Pull every line that includes the word "favicon" from the data.
[Data to use — start]
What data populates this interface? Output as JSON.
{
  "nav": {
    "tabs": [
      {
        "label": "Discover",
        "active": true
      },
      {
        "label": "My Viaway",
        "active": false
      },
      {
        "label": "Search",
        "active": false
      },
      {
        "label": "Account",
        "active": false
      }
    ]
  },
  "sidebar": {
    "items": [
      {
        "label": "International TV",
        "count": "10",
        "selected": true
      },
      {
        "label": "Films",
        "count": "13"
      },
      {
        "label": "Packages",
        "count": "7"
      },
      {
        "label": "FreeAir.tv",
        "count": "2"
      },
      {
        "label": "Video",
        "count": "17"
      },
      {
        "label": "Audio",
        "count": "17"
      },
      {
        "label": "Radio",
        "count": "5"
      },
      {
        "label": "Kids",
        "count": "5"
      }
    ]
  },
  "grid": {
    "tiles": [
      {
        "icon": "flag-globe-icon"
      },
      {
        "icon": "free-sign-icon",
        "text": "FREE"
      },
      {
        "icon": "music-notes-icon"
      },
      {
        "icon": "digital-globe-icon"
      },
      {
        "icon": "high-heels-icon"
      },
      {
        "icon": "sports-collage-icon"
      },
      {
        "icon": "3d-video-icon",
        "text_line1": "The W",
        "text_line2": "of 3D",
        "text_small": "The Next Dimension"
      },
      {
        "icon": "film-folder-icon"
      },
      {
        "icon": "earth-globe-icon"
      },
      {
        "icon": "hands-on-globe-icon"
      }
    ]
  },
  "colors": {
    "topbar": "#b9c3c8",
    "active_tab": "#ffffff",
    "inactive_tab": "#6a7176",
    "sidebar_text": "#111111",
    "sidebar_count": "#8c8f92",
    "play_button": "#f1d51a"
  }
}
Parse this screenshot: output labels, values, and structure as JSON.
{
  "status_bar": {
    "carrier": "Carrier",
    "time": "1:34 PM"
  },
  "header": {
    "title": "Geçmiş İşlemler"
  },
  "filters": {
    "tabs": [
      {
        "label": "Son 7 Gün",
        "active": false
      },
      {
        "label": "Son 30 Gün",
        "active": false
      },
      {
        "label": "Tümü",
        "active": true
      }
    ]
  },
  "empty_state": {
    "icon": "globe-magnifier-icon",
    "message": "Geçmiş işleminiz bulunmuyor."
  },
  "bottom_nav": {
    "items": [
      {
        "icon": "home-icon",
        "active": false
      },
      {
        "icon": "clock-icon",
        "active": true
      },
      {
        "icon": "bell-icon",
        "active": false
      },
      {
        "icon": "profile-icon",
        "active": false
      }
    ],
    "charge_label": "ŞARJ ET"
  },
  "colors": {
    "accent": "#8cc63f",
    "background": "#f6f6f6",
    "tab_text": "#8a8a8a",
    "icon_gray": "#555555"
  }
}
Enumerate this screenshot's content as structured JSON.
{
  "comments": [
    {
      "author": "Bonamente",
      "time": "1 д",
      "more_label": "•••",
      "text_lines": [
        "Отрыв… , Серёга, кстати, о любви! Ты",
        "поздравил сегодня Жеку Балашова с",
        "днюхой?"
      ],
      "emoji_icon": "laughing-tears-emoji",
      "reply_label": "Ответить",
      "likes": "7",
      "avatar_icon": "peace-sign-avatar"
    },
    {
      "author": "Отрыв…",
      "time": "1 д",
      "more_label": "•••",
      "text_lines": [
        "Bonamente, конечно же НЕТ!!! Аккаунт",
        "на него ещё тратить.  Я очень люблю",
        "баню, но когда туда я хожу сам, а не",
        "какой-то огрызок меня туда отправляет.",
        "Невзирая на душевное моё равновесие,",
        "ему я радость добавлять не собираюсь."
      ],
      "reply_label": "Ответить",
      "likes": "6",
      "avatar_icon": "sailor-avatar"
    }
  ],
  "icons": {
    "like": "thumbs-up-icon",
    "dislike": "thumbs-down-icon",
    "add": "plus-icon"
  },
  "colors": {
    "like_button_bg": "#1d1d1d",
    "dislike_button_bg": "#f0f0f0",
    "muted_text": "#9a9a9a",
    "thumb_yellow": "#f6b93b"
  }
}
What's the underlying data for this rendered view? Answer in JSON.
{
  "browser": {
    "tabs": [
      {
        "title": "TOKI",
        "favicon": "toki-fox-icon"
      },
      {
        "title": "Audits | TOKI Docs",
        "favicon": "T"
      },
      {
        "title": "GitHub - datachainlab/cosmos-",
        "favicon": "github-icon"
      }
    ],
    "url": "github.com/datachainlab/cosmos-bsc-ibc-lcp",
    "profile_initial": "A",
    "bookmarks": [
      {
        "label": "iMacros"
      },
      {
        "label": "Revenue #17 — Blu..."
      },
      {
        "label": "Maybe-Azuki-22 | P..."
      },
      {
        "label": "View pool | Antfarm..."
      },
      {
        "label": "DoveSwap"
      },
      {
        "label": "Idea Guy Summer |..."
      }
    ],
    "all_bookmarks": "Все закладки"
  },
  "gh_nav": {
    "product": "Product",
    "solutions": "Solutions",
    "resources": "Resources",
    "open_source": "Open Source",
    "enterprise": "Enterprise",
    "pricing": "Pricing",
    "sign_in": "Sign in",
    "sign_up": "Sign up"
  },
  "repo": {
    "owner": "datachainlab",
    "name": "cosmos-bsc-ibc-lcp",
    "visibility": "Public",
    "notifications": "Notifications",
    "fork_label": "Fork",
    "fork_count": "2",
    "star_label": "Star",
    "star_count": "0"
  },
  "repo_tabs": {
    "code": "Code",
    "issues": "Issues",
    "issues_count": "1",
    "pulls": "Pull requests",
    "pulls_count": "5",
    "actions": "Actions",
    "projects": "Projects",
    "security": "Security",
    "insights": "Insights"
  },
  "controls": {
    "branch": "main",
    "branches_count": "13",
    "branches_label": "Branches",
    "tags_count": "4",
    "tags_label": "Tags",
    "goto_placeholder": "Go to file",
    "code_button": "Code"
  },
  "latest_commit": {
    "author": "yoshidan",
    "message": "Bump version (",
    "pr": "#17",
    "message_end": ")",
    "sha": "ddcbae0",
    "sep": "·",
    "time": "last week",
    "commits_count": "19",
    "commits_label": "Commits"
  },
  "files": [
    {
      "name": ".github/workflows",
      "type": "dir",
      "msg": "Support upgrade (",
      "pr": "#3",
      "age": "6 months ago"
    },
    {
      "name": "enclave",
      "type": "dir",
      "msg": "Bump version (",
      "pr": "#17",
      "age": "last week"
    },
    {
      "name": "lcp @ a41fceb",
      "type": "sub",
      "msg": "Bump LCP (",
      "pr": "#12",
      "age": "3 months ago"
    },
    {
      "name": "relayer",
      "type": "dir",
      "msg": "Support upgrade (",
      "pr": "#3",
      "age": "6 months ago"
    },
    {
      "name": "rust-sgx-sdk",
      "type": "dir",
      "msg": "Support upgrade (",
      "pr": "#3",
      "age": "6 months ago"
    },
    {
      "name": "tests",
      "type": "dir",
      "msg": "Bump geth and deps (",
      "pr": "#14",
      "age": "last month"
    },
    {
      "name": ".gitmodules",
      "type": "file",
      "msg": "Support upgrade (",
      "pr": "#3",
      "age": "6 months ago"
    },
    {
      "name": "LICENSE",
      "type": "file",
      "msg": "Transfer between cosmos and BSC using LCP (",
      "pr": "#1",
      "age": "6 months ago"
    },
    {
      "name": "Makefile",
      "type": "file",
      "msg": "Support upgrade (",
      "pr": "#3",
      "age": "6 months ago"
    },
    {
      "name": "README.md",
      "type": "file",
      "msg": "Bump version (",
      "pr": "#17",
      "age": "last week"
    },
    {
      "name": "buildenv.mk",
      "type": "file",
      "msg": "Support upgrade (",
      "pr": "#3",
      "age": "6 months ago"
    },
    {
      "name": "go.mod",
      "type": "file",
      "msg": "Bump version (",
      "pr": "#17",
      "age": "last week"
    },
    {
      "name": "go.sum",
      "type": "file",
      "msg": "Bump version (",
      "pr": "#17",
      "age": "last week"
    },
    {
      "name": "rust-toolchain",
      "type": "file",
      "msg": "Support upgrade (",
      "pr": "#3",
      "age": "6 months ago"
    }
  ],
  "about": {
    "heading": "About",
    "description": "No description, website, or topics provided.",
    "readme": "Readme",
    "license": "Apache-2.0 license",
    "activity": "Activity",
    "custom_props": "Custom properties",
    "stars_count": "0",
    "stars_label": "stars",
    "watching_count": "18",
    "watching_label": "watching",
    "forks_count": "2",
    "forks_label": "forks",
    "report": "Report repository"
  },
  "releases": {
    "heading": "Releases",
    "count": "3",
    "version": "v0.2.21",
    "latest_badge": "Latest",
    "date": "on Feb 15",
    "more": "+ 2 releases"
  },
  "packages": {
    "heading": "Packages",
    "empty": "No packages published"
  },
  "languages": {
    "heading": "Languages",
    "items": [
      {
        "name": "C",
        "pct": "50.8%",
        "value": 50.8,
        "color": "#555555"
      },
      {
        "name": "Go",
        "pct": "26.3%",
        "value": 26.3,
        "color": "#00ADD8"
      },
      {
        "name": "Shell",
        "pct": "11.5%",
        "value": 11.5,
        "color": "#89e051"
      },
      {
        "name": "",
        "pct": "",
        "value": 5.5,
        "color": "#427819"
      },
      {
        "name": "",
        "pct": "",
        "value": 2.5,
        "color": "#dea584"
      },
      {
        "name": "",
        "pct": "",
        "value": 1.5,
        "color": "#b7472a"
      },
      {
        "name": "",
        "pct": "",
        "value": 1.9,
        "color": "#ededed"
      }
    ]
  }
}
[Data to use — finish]
* _Solution to the exercise_:
        "favicon": "toki-fox-icon"
        "favicon": "T"
        "favicon": "github-icon"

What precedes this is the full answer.